Charles Baudelaire, French poet, "Le Joueur généreux," pub. February 7, 1864
Power too is a paradox, perhaps why influence is so often emphasised. The very use of power removes it. If you have power I shall give you power, but if you use it I shall take it away. Or is this a bit like John Mortlock of Cambridge, “What you call corruption, I call influence”. The very use of influence invokes a scheming to meet an end that can undermine integrity or popularity and render the tool of leadership useless. Perhaps the best and true leaders are those we don’t recognise.
The final words on power are over 2,500 years old:
To lead people, walk beside them … As for the best leaders, the people do not notice their existence. The next best, the people honor and praise. The next, the people fear; and the next, the people hate … When the best leader’s work is done the people say, ‘We did it ourselves!
So, some musings on vision, popularity, integrity and power. Today’s event will explore leadership from a number of angles, focusing on recent contributions to aspects of leadership which management literature tends to neglect. Of particular interest will be assessing the correct balance between public leadership, the roles of power and politics in effective leadership and the limited treatment of this subject in much conventional thinking.
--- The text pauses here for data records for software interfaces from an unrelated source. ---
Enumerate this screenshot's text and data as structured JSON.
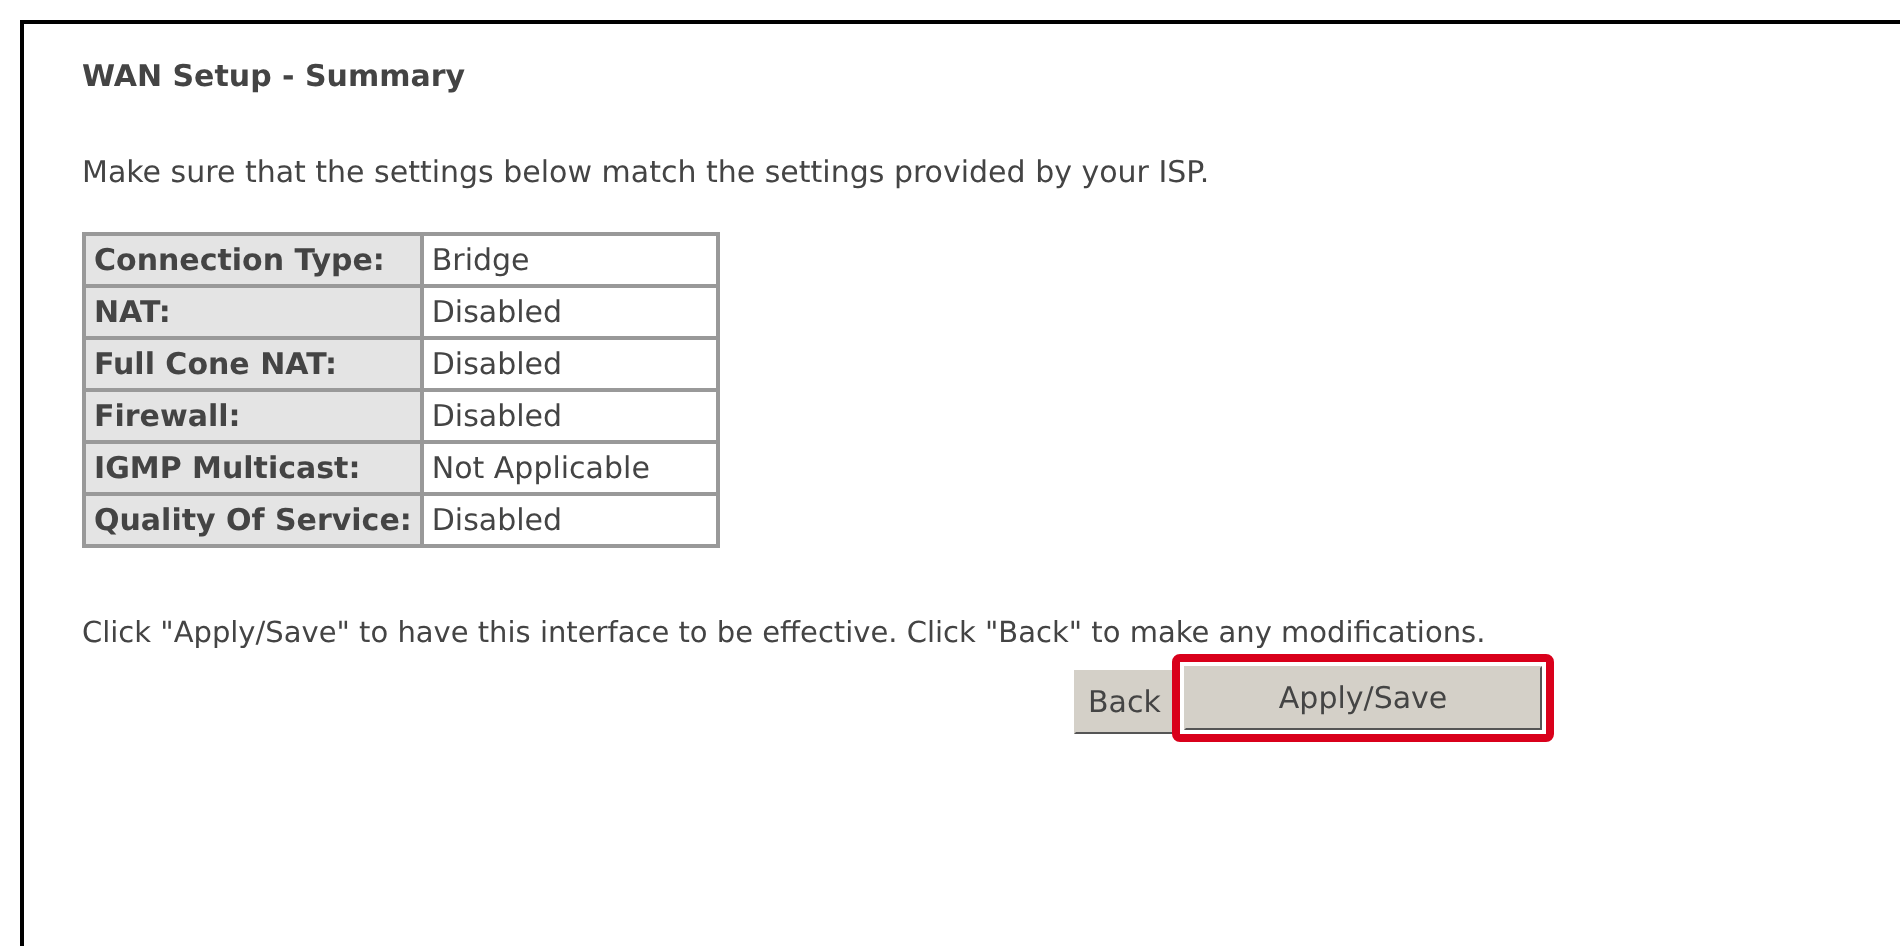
{
  "title": "WAN Setup - Summary",
  "intro": "Make sure that the settings below match the settings provided by your ISP.",
  "summary": [
    {
      "label": "Connection Type:",
      "value": "Bridge"
    },
    {
      "label": "NAT:",
      "value": "Disabled"
    },
    {
      "label": "Full Cone NAT:",
      "value": "Disabled"
    },
    {
      "label": "Firewall:",
      "value": "Disabled"
    },
    {
      "label": "IGMP Multicast:",
      "value": "Not Applicable"
    },
    {
      "label": "Quality Of Service:",
      "value": "Disabled"
    }
  ],
  "note": "Click \"Apply/Save\" to have this interface to be effective. Click \"Back\" to make any modifications.",
  "buttons": [
    {
      "label": "Back",
      "highlighted": false
    },
    {
      "label": "Apply/Save",
      "highlighted": true
    }
  ]
}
We shall also consider who we would want to lead us, and ask whether we should offer ourselves for such roles?
So, to end the beginning, a final quotation:
“Leadership: the art of getting someone else to do something you want done because he wants to do it.”
Dwight D. Eisenhower.
Or is that the art of chairmanship?
© Professor Michael Mainelli 2012